::: EXTRACTED RECORDS

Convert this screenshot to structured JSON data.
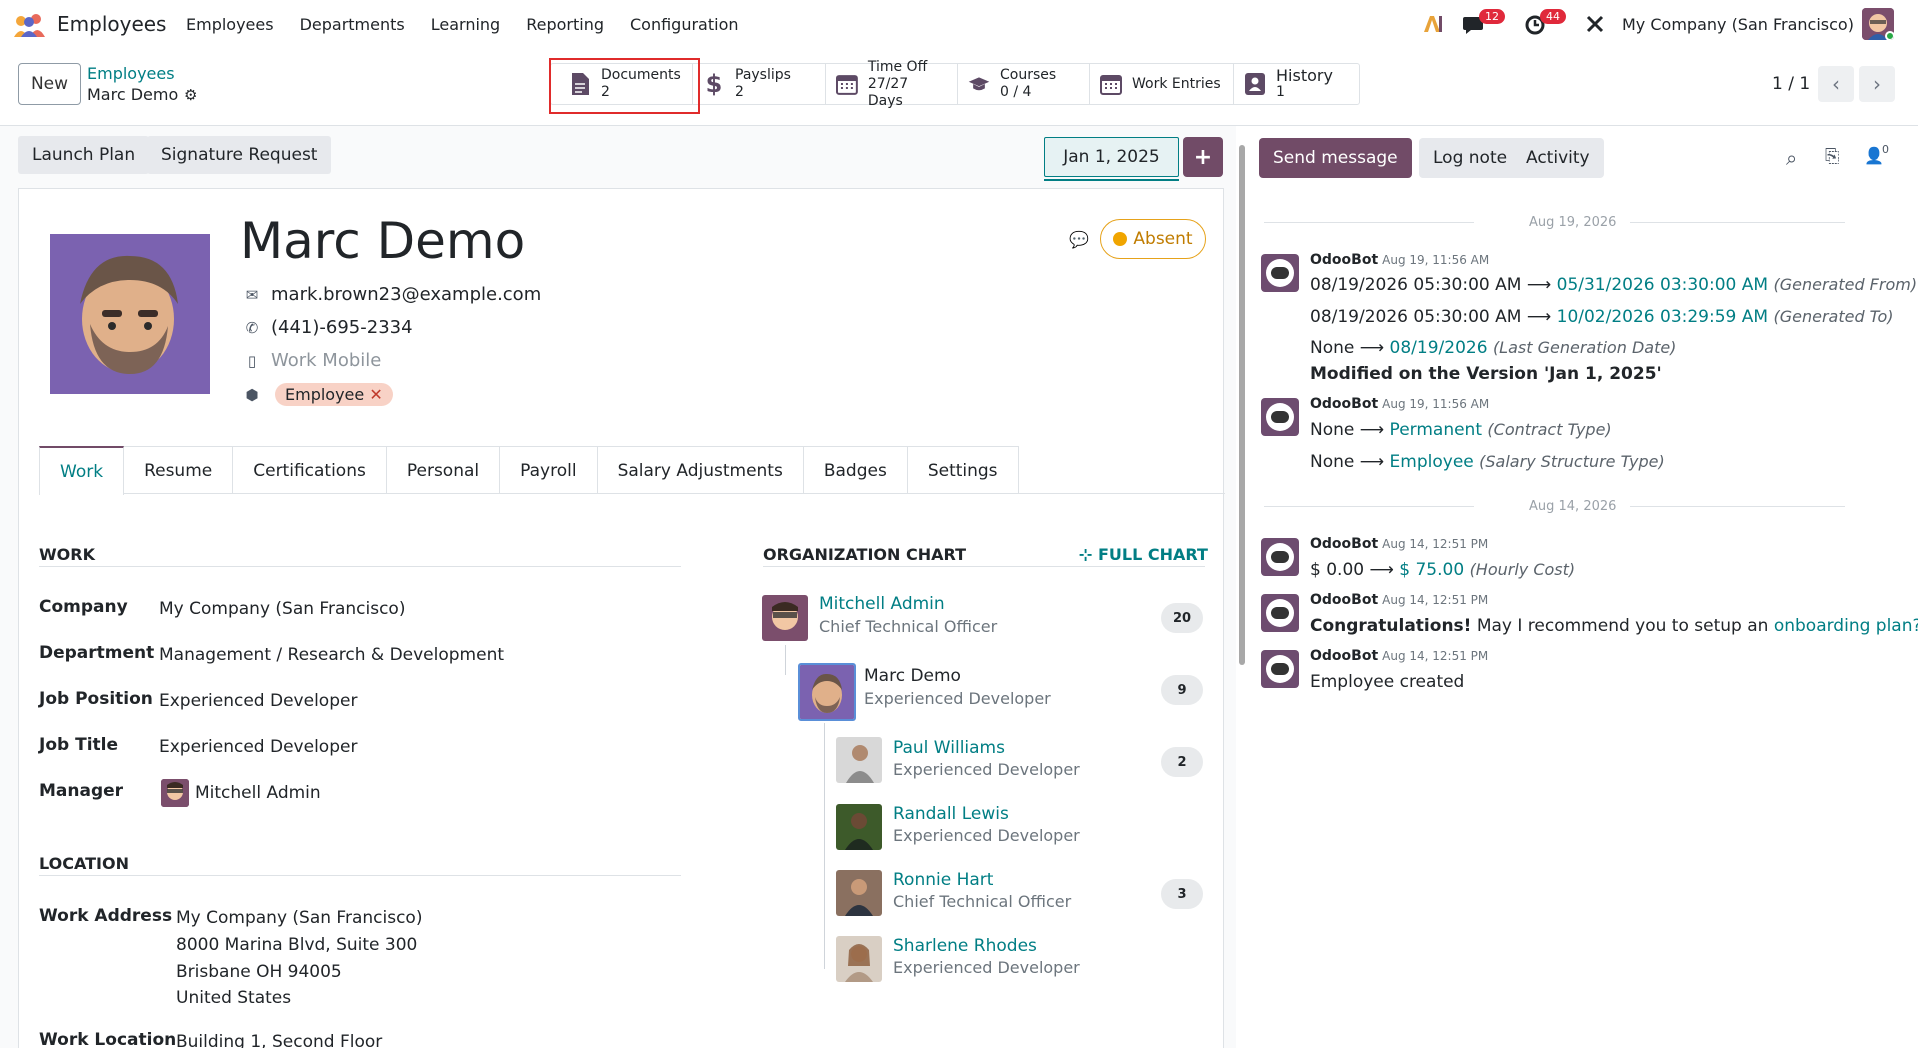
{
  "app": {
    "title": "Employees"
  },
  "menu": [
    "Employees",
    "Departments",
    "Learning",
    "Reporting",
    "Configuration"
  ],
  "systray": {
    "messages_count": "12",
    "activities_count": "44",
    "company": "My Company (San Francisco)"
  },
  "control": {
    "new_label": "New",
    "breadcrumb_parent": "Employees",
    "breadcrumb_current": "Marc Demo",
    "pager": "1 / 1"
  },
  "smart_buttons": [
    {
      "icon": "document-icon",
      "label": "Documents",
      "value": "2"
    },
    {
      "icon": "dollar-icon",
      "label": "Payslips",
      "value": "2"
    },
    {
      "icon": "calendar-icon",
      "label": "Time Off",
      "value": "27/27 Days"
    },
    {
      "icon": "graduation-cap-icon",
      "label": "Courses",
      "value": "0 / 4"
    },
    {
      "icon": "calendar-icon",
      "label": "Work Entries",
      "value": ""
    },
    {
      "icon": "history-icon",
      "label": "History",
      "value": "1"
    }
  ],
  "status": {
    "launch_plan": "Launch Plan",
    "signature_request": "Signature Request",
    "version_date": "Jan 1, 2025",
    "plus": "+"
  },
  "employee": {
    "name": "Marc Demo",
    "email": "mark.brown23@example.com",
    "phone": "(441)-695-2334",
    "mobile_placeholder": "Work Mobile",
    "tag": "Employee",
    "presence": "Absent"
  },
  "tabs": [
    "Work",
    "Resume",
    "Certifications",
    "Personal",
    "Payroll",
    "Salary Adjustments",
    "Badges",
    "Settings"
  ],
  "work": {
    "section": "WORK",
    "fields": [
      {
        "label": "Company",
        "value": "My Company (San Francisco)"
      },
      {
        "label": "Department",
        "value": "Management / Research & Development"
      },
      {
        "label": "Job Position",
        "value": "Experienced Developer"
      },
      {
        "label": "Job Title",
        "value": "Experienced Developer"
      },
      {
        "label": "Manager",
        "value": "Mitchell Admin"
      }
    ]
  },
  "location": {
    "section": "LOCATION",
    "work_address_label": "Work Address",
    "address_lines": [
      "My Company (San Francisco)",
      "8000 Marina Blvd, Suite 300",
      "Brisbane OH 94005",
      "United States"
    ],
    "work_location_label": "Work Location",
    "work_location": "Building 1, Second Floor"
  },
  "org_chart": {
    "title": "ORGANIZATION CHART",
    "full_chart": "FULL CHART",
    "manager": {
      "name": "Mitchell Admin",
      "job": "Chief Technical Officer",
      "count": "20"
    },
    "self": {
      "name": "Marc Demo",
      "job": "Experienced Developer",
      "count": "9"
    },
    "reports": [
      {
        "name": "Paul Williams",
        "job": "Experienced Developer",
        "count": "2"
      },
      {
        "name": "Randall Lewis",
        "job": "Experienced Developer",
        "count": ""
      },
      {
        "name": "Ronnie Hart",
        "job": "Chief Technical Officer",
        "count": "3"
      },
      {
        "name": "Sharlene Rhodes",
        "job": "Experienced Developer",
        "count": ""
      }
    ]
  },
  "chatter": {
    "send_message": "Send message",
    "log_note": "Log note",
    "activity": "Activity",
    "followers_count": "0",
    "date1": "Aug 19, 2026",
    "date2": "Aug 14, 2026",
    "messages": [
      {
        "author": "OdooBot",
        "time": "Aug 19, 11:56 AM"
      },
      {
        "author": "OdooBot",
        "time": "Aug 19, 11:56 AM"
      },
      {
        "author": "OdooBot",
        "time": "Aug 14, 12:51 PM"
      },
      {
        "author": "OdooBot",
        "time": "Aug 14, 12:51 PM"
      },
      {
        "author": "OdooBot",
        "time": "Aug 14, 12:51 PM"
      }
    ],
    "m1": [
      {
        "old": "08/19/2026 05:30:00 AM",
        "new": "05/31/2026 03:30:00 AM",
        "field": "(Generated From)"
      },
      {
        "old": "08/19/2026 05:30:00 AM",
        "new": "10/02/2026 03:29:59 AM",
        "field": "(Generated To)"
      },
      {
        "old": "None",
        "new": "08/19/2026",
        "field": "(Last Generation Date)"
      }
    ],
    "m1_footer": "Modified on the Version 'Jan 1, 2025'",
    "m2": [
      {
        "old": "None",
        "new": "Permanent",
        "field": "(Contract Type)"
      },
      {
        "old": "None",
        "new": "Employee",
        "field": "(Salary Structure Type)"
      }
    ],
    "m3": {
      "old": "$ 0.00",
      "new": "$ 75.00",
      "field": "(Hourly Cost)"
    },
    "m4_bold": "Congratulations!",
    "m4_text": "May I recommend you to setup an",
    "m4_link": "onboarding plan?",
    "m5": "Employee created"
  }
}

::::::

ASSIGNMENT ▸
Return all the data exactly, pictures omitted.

OUTPUT FOR THIS EXERCISE ▸
Convert this screenshot to structured JSON data.
{
  "app": {
    "title": "Employees"
  },
  "menu": [
    "Employees",
    "Departments",
    "Learning",
    "Reporting",
    "Configuration"
  ],
  "systray": {
    "messages_count": "12",
    "activities_count": "44",
    "company": "My Company (San Francisco)"
  },
  "control": {
    "new_label": "New",
    "breadcrumb_parent": "Employees",
    "breadcrumb_current": "Marc Demo",
    "pager": "1 / 1"
  },
  "smart_buttons": [
    {
      "icon": "document-icon",
      "label": "Documents",
      "value": "2"
    },
    {
      "icon": "dollar-icon",
      "label": "Payslips",
      "value": "2"
    },
    {
      "icon": "calendar-icon",
      "label": "Time Off",
      "value": "27/27 Days"
    },
    {
      "icon": "graduation-cap-icon",
      "label": "Courses",
      "value": "0 / 4"
    },
    {
      "icon": "calendar-icon",
      "label": "Work Entries",
      "value": ""
    },
    {
      "icon": "history-icon",
      "label": "History",
      "value": "1"
    }
  ],
  "status": {
    "launch_plan": "Launch Plan",
    "signature_request": "Signature Request",
    "version_date": "Jan 1, 2025",
    "plus": "+"
  },
  "employee": {
    "name": "Marc Demo",
    "email": "mark.brown23@example.com",
    "phone": "(441)-695-2334",
    "mobile_placeholder": "Work Mobile",
    "tag": "Employee",
    "presence": "Absent"
  },
  "tabs": [
    "Work",
    "Resume",
    "Certifications",
    "Personal",
    "Payroll",
    "Salary Adjustments",
    "Badges",
    "Settings"
  ],
  "work": {
    "section": "WORK",
    "fields": [
      {
        "label": "Company",
        "value": "My Company (San Francisco)"
      },
      {
        "label": "Department",
        "value": "Management / Research & Development"
      },
      {
        "label": "Job Position",
        "value": "Experienced Developer"
      },
      {
        "label": "Job Title",
        "value": "Experienced Developer"
      },
      {
        "label": "Manager",
        "value": "Mitchell Admin"
      }
    ]
  },
  "location": {
    "section": "LOCATION",
    "work_address_label": "Work Address",
    "address_lines": [
      "My Company (San Francisco)",
      "8000 Marina Blvd, Suite 300",
      "Brisbane OH 94005",
      "United States"
    ],
    "work_location_label": "Work Location",
    "work_location": "Building 1, Second Floor"
  },
  "org_chart": {
    "title": "ORGANIZATION CHART",
    "full_chart": "FULL CHART",
    "manager": {
      "name": "Mitchell Admin",
      "job": "Chief Technical Officer",
      "count": "20"
    },
    "self": {
      "name": "Marc Demo",
      "job": "Experienced Developer",
      "count": "9"
    },
    "reports": [
      {
        "name": "Paul Williams",
        "job": "Experienced Developer",
        "count": "2"
      },
      {
        "name": "Randall Lewis",
        "job": "Experienced Developer",
        "count": ""
      },
      {
        "name": "Ronnie Hart",
        "job": "Chief Technical Officer",
        "count": "3"
      },
      {
        "name": "Sharlene Rhodes",
        "job": "Experienced Developer",
        "count": ""
      }
    ]
  },
  "chatter": {
    "send_message": "Send message",
    "log_note": "Log note",
    "activity": "Activity",
    "followers_count": "0",
    "date1": "Aug 19, 2026",
    "date2": "Aug 14, 2026",
    "messages": [
      {
        "author": "OdooBot",
        "time": "Aug 19, 11:56 AM"
      },
      {
        "author": "OdooBot",
        "time": "Aug 19, 11:56 AM"
      },
      {
        "author": "OdooBot",
        "time": "Aug 14, 12:51 PM"
      },
      {
        "author": "OdooBot",
        "time": "Aug 14, 12:51 PM"
      },
      {
        "author": "OdooBot",
        "time": "Aug 14, 12:51 PM"
      }
    ],
    "m1": [
      {
        "old": "08/19/2026 05:30:00 AM",
        "new": "05/31/2026 03:30:00 AM",
        "field": "(Generated From)"
      },
      {
        "old": "08/19/2026 05:30:00 AM",
        "new": "10/02/2026 03:29:59 AM",
        "field": "(Generated To)"
      },
      {
        "old": "None",
        "new": "08/19/2026",
        "field": "(Last Generation Date)"
      }
    ],
    "m1_footer": "Modified on the Version 'Jan 1, 2025'",
    "m2": [
      {
        "old": "None",
        "new": "Permanent",
        "field": "(Contract Type)"
      },
      {
        "old": "None",
        "new": "Employee",
        "field": "(Salary Structure Type)"
      }
    ],
    "m3": {
      "old": "$ 0.00",
      "new": "$ 75.00",
      "field": "(Hourly Cost)"
    },
    "m4_bold": "Congratulations!",
    "m4_text": "May I recommend you to setup an",
    "m4_link": "onboarding plan?",
    "m5": "Employee created"
  }
}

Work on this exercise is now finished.